TASK DIRECTIONS -
Go through the records and copy each line where the string "header" occurs.
EXTRACTED DATA Block Start
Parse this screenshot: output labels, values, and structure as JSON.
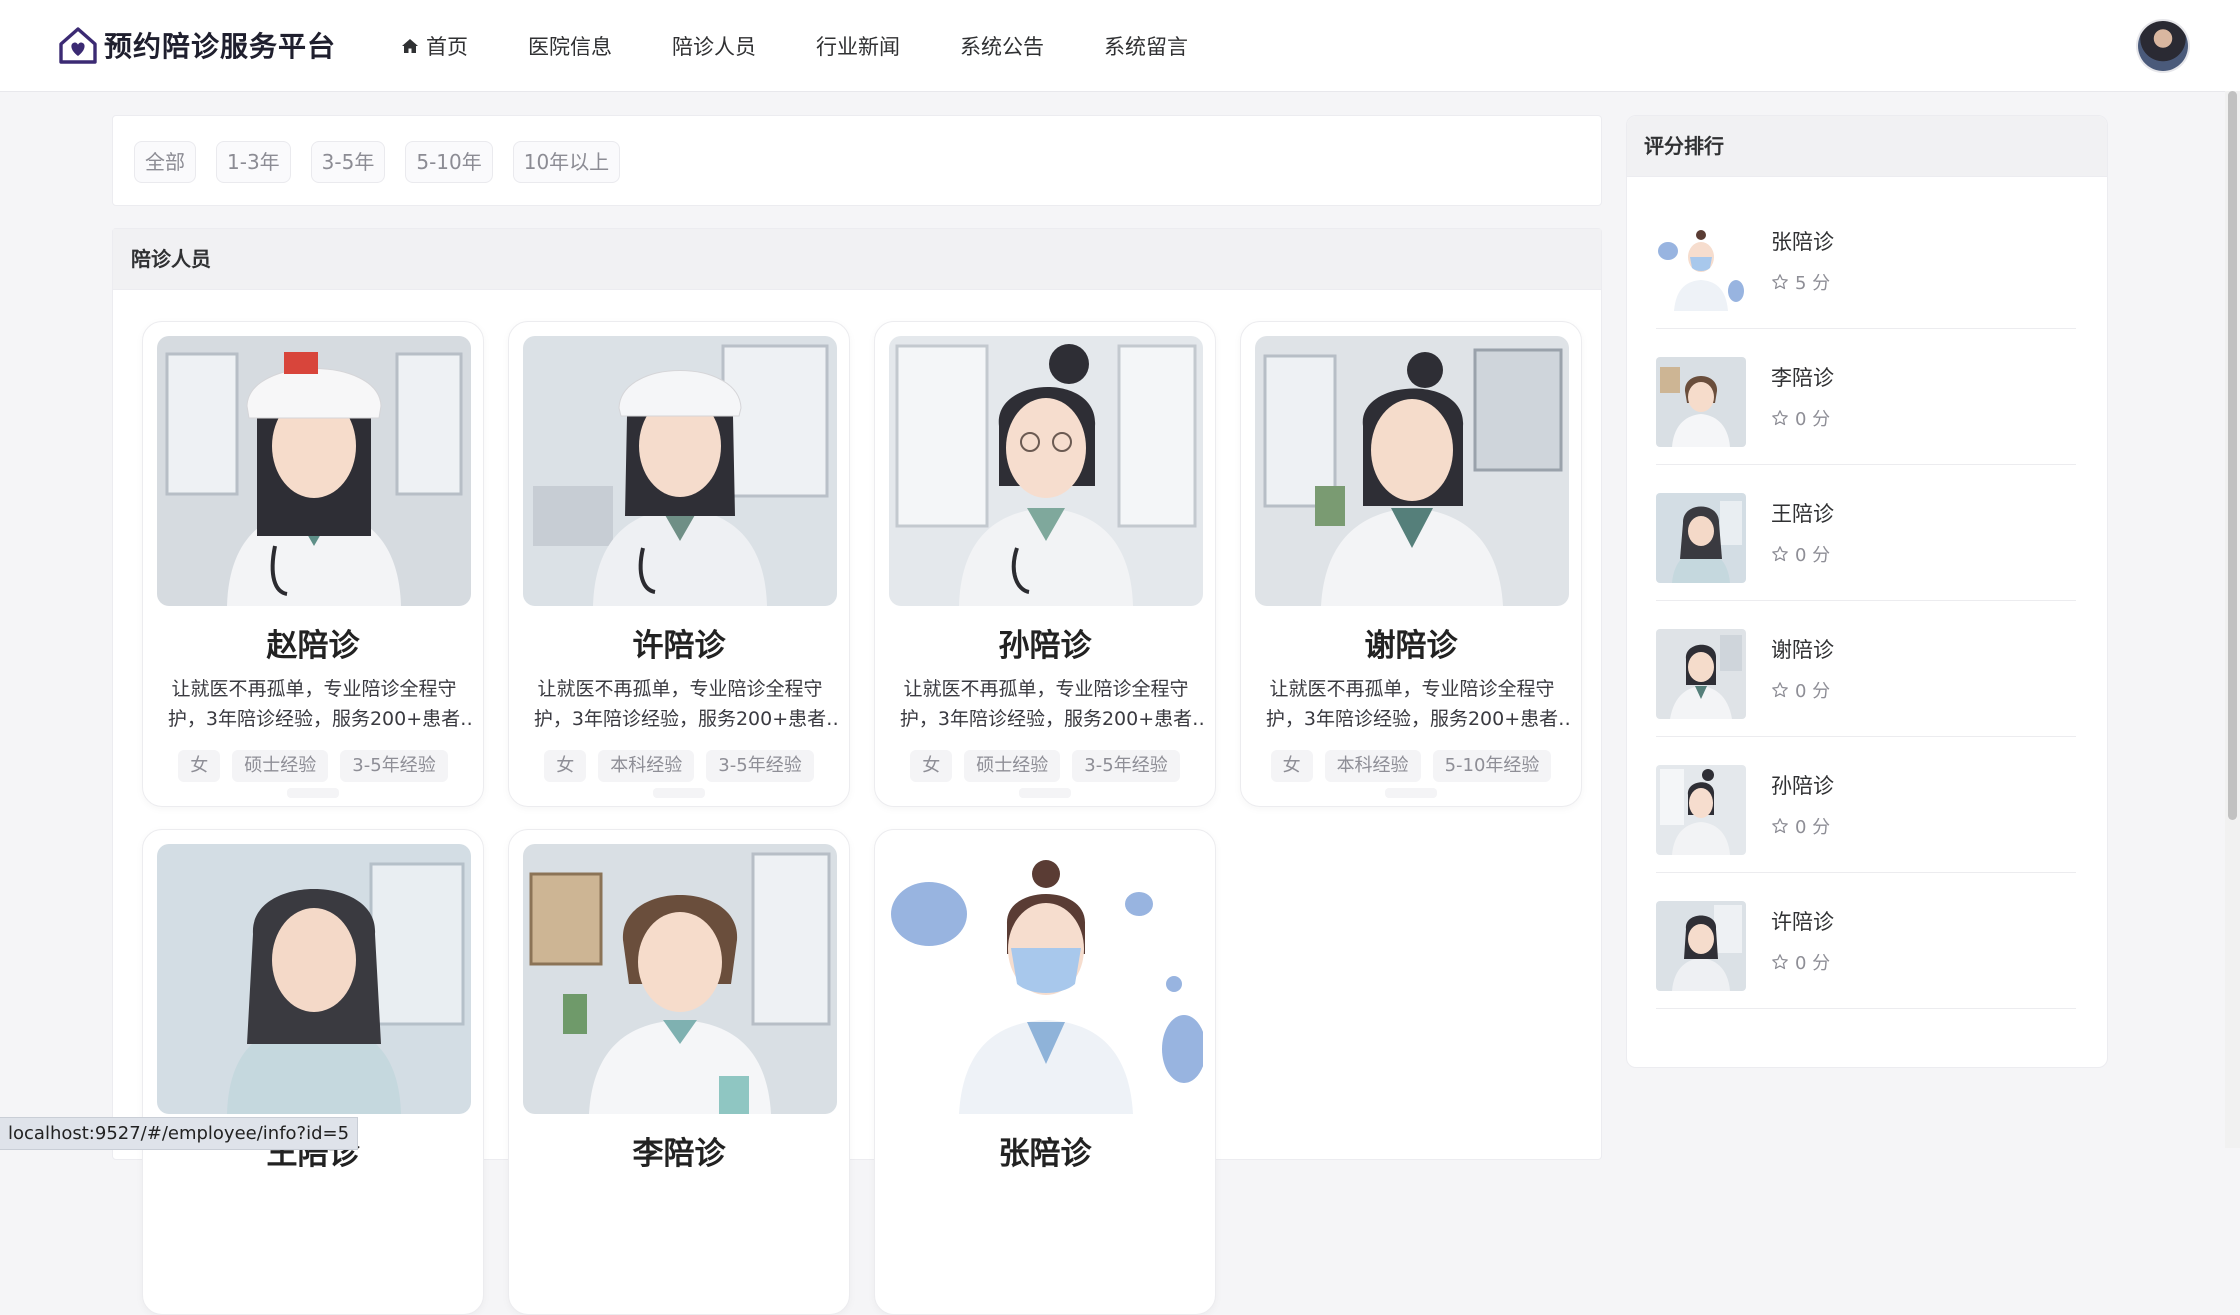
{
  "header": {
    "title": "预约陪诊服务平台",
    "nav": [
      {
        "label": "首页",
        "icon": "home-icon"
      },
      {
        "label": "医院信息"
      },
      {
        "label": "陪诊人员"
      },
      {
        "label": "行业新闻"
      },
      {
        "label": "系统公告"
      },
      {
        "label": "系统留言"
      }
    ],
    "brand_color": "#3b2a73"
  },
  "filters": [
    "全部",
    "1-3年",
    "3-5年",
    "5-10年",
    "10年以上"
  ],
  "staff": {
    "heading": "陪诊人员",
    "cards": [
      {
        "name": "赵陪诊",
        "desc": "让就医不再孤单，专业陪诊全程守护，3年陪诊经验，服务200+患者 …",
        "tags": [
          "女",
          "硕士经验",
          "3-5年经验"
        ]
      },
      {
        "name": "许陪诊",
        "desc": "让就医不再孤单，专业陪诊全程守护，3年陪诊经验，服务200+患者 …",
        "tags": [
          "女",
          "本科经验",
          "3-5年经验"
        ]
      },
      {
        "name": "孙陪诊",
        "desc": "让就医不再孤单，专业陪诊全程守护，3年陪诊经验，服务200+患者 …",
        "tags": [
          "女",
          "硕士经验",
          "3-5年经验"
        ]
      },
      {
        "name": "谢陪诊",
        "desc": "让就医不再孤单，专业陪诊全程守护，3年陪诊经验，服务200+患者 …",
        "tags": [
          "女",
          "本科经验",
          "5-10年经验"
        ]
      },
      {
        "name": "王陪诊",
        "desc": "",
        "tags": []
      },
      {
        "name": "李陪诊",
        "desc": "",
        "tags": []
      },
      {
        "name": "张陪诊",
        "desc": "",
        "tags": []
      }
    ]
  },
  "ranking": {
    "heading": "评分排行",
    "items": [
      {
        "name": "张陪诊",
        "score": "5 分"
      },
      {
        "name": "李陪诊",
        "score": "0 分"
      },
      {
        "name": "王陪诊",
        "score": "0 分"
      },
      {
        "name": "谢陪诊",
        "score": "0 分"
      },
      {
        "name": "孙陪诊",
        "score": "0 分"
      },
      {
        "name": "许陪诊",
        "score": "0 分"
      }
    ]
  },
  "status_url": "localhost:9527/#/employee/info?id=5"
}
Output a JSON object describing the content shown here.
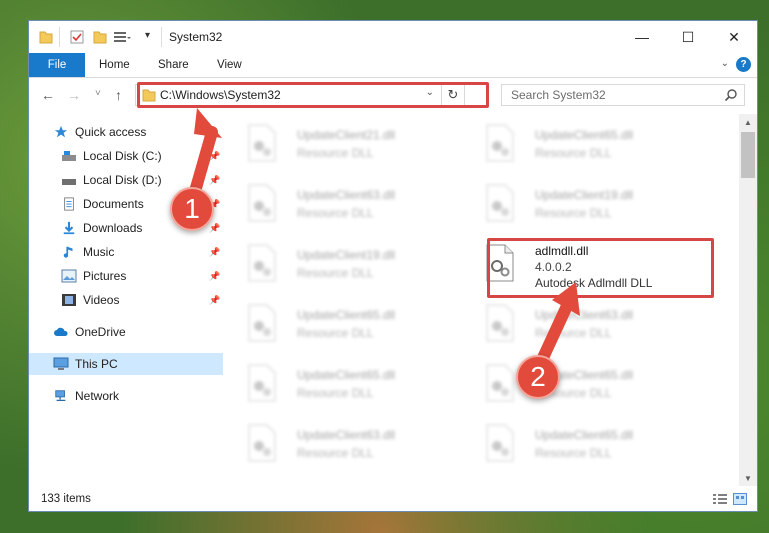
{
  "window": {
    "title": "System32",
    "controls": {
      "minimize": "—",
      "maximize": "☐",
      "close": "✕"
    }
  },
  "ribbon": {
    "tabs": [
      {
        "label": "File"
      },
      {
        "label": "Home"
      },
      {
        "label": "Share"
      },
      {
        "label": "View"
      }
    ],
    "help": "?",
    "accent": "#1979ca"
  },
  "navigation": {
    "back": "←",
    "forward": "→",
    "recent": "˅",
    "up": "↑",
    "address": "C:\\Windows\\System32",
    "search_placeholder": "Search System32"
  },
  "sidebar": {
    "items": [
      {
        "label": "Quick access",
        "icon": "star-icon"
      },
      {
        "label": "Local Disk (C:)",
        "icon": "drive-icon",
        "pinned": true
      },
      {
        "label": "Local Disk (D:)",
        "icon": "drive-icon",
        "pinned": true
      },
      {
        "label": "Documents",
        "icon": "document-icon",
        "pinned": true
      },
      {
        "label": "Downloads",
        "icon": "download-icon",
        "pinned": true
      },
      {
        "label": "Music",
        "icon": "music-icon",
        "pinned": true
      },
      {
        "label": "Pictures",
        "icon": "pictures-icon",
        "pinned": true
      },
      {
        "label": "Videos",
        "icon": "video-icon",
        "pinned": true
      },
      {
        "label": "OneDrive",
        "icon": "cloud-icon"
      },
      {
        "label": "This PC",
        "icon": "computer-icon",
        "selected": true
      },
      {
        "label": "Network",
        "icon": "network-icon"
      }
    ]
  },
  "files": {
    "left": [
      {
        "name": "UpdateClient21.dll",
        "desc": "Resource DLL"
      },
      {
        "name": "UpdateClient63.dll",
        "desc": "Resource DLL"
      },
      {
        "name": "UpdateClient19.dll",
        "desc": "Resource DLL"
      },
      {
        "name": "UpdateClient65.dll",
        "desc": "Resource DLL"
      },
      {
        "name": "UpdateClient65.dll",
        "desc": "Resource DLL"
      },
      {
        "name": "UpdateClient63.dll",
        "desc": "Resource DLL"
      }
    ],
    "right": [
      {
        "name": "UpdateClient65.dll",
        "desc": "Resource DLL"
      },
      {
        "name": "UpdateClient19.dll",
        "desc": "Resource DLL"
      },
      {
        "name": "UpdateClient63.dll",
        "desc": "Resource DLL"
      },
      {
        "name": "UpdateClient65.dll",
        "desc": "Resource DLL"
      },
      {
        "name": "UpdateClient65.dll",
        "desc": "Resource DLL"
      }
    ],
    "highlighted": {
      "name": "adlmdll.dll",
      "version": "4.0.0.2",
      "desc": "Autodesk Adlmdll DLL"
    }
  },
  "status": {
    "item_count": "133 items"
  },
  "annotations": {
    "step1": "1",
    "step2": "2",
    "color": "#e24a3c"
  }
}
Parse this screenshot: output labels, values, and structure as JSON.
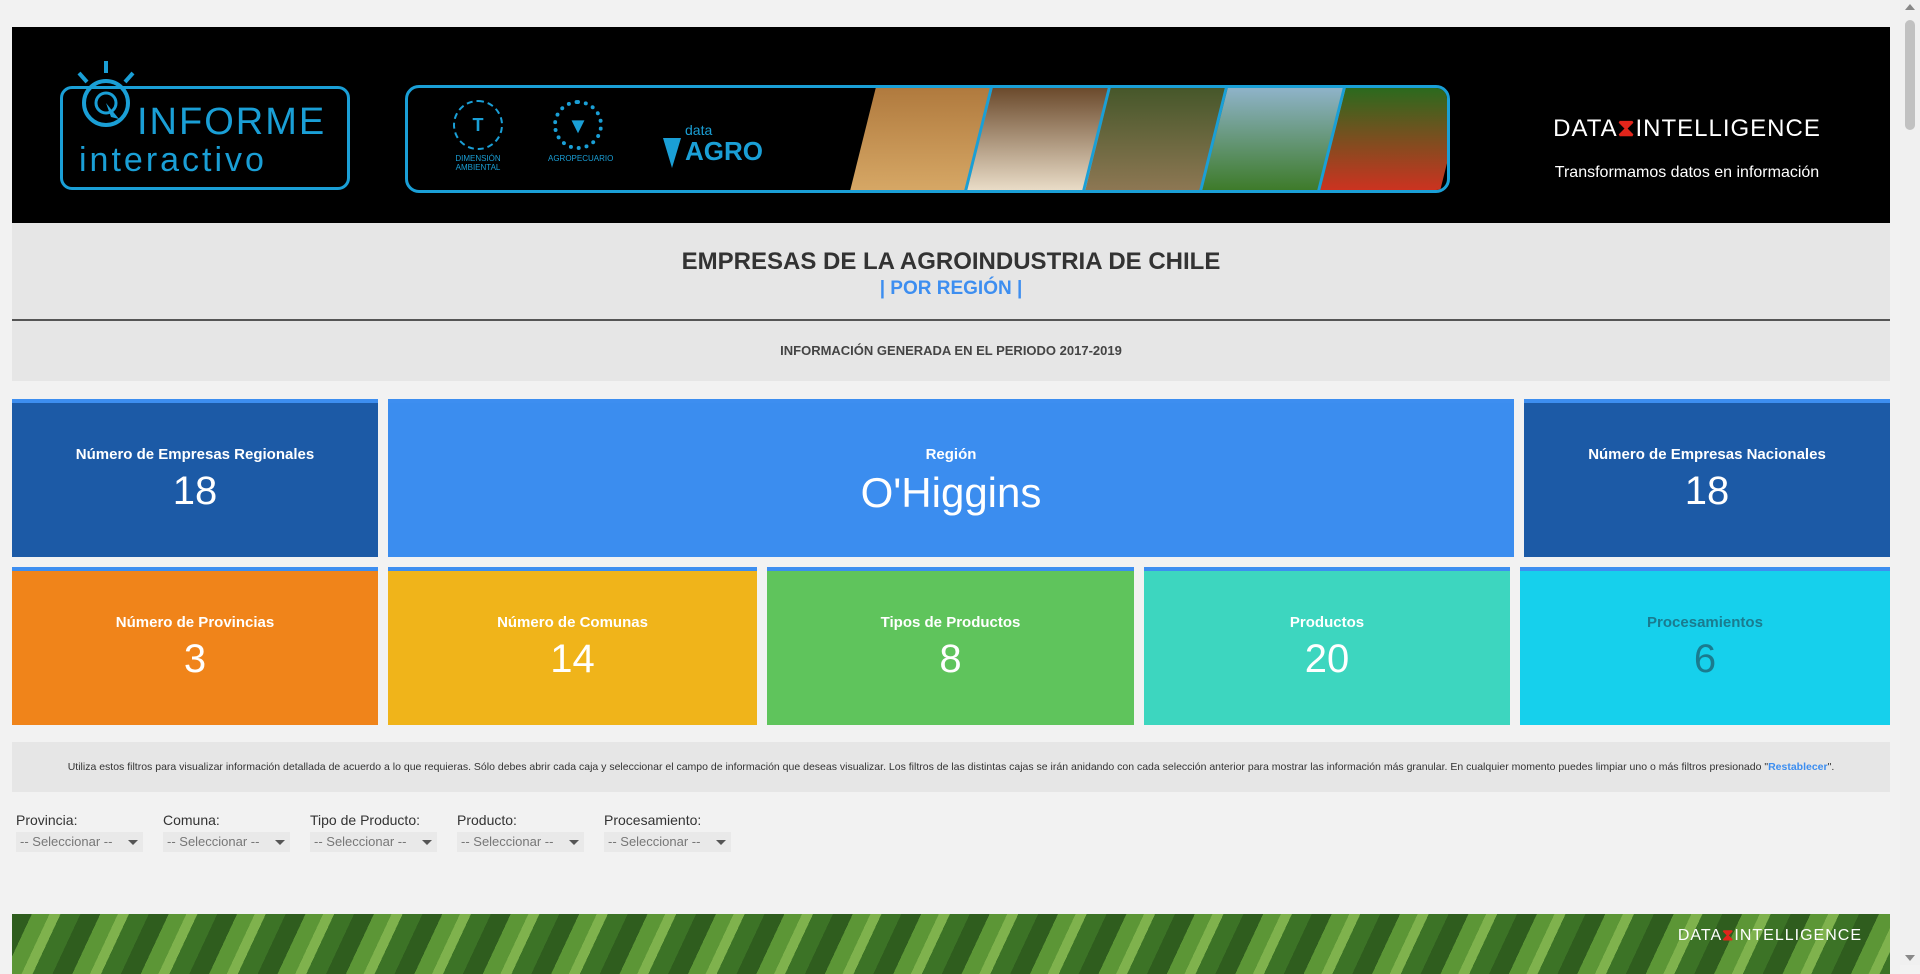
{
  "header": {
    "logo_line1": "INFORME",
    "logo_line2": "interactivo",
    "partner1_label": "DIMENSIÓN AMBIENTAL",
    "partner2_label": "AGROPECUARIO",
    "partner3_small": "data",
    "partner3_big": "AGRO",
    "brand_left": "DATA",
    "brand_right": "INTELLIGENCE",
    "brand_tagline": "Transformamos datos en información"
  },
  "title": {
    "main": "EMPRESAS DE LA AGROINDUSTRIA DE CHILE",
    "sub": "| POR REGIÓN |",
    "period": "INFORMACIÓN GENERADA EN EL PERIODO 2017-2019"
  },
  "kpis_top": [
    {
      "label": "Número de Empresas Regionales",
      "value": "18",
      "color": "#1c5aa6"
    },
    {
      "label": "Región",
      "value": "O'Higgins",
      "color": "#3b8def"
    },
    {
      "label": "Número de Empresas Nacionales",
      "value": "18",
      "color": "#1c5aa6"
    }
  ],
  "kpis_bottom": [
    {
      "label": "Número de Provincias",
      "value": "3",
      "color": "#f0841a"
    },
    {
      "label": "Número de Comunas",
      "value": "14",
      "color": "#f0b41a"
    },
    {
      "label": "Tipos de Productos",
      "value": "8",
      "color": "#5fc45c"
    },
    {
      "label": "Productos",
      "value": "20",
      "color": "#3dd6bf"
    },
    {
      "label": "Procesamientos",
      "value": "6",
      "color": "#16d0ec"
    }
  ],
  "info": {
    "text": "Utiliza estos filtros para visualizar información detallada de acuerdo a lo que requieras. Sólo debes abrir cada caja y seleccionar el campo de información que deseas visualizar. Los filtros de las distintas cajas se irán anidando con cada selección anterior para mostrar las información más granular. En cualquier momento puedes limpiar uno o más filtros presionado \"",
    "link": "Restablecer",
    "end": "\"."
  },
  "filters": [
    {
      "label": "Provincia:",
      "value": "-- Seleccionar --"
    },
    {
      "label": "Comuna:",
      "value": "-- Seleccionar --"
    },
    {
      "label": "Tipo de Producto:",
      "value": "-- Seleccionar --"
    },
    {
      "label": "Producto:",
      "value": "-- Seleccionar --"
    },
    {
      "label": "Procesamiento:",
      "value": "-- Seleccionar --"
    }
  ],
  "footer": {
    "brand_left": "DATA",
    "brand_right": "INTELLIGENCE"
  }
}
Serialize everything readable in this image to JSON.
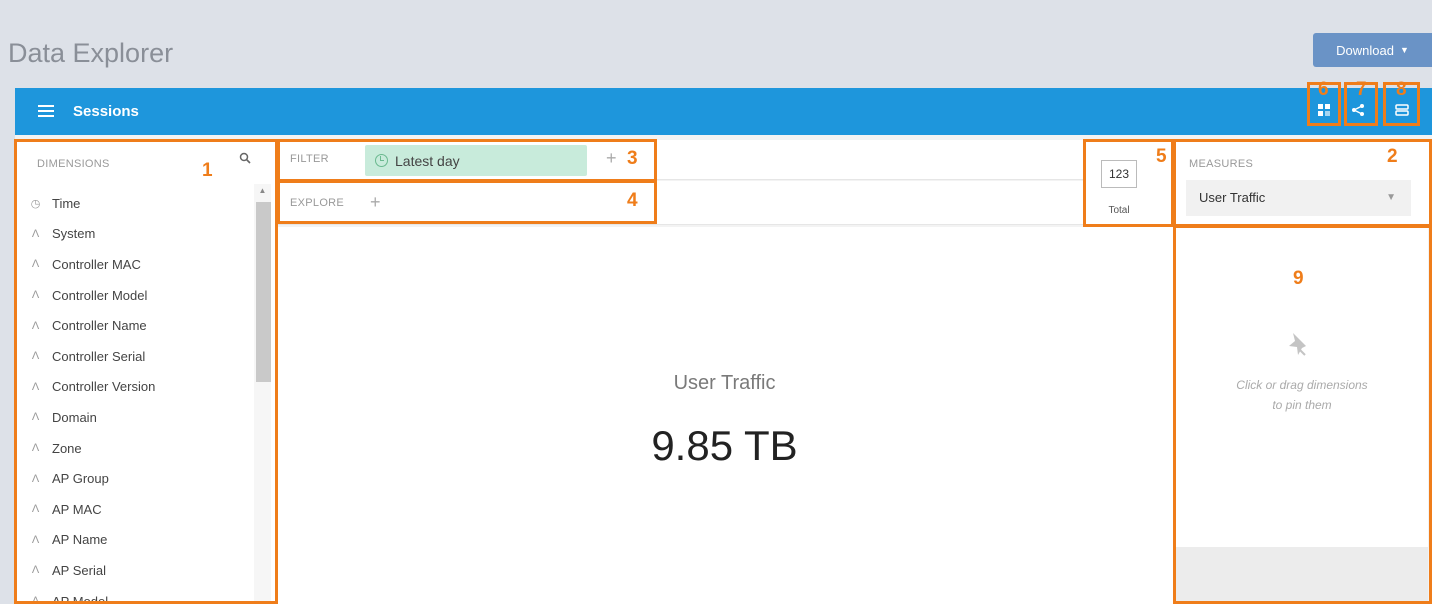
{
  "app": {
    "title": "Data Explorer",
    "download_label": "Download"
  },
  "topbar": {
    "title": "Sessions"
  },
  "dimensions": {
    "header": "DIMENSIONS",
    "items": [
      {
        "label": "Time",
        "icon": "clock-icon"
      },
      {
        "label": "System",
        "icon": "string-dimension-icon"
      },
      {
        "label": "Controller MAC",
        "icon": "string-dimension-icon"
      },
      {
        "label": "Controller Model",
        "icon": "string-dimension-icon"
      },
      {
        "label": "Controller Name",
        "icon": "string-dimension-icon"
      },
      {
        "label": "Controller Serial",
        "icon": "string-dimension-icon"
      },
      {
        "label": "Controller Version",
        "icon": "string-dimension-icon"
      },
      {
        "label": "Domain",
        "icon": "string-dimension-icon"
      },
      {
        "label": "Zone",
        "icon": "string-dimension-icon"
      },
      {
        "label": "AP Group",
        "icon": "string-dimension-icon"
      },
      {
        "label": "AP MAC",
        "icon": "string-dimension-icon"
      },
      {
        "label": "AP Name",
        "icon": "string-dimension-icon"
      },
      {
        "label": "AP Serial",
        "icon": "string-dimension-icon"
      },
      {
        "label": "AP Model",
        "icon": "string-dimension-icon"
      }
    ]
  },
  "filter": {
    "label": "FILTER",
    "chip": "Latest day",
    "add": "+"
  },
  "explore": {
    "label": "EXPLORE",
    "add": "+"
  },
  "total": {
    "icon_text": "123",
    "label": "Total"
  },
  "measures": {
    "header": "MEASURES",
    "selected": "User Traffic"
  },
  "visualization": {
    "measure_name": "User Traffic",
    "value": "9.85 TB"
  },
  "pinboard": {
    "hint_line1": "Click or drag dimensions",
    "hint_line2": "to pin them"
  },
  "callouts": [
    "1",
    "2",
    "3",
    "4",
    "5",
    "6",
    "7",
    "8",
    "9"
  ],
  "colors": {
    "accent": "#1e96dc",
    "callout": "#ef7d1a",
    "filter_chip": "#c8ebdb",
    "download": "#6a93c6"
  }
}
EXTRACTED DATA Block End
TASK ANSWER -
  "header": {
  "header": {
    "header": "DIMENSIONS",
    "header": "MEASURES",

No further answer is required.